*AIM OF THE TASK*. All that is needed is every line of the listing below that has "JSON".

*THE DATA*.
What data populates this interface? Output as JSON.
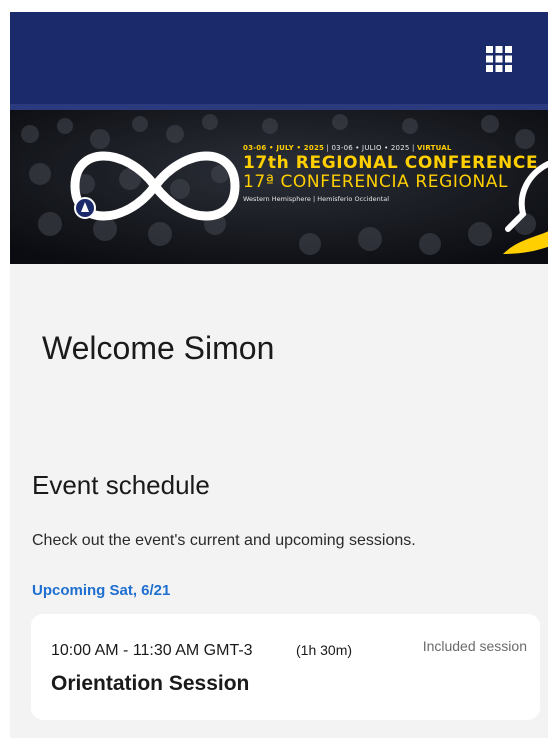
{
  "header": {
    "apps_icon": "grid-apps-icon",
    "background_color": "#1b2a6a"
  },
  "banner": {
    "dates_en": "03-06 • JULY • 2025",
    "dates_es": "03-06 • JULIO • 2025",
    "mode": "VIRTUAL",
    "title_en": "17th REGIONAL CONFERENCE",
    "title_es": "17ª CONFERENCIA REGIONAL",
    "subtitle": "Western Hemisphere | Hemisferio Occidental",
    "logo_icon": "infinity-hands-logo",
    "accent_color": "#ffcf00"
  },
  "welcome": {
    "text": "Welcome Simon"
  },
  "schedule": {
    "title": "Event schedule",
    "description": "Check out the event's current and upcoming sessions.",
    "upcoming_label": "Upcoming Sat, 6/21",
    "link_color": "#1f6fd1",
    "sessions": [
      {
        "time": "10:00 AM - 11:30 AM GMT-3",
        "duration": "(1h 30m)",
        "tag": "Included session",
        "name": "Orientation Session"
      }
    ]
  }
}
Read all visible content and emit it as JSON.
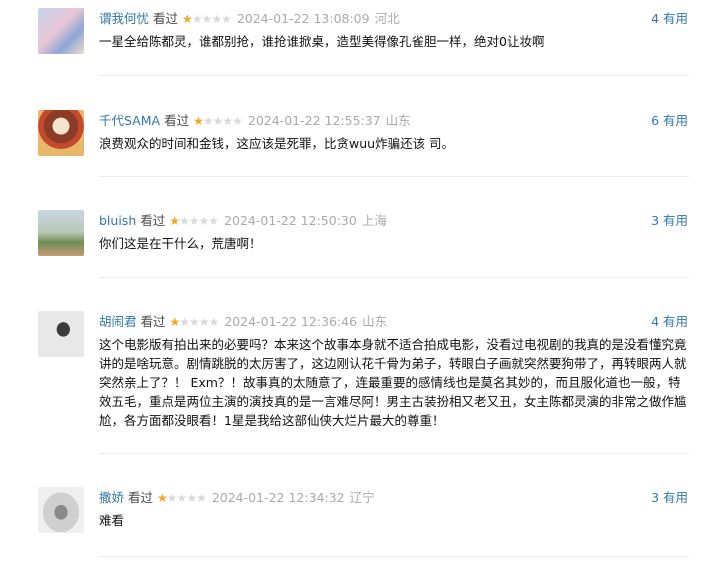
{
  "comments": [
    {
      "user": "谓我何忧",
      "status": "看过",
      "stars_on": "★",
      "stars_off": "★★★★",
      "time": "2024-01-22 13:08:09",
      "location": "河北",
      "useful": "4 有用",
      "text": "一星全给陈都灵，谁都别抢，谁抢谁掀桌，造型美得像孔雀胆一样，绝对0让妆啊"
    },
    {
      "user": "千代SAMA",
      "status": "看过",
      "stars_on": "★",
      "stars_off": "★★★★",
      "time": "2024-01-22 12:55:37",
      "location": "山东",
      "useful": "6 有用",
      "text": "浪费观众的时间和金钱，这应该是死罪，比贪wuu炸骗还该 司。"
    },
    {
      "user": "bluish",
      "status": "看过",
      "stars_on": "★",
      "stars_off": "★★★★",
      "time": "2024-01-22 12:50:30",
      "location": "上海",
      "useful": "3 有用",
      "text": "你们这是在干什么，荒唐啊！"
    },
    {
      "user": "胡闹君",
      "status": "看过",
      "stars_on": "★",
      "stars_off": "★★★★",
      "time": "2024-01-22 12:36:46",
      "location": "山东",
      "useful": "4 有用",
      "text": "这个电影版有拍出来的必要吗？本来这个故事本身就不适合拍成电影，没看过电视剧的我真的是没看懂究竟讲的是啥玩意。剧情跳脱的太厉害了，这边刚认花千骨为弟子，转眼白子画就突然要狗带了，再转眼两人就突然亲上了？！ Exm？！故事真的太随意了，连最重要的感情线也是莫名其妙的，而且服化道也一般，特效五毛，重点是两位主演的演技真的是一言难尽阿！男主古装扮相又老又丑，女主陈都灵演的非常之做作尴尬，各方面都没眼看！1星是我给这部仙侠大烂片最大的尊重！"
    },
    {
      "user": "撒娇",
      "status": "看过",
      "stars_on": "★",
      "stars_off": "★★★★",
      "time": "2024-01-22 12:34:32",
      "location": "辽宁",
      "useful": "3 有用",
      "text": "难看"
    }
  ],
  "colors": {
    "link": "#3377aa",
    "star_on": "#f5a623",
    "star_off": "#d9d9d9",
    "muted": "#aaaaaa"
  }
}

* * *

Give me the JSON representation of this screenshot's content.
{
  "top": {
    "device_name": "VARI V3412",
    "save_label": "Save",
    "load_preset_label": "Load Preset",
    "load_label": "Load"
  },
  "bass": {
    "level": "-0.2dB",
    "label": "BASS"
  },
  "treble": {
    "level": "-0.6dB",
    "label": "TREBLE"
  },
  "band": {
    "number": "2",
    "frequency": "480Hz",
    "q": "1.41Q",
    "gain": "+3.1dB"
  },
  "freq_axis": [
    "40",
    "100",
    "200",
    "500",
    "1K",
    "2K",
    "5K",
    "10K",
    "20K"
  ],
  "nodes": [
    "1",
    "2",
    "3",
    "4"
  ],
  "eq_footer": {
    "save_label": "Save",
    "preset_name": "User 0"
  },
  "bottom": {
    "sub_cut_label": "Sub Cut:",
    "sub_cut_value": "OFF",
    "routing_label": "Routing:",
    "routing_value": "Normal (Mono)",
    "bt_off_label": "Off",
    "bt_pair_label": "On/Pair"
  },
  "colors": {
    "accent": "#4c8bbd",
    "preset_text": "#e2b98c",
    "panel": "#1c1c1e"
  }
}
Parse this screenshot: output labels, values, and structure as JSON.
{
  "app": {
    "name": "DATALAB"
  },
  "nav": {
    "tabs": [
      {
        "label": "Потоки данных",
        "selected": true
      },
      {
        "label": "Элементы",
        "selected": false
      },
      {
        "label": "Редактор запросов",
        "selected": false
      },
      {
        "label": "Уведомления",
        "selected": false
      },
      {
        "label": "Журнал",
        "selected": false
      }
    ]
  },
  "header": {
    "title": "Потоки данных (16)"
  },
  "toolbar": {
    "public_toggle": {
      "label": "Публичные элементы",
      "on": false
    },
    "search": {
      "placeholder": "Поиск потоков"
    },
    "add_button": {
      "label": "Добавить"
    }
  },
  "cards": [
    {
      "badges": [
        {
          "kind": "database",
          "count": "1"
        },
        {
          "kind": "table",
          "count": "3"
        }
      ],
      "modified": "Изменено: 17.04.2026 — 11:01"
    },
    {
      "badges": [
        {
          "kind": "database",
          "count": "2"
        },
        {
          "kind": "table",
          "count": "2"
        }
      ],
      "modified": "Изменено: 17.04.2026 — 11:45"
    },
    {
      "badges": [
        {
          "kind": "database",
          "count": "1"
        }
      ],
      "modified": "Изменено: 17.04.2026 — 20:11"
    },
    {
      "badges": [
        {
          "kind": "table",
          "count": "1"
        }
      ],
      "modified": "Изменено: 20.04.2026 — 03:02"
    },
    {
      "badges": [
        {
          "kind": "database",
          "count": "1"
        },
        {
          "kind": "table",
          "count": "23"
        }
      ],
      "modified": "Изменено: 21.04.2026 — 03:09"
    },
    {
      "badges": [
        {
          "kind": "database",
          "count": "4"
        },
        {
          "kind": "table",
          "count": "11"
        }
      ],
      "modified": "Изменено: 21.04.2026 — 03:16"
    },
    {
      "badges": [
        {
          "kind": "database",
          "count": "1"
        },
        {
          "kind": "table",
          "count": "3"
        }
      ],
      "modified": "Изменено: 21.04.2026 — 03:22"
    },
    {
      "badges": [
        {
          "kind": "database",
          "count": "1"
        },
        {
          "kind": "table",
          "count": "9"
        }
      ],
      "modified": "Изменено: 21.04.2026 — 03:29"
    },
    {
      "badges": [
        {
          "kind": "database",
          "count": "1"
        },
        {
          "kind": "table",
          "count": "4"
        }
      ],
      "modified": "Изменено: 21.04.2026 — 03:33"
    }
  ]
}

*RESPONSE TO THIS EXERCISE*.
What data populates this interface? Output as JSON.
Read all visible content and emit it as JSON.
Give me the JSON representation of this screenshot's content.
Parse this screenshot: output labels, values, and structure as JSON.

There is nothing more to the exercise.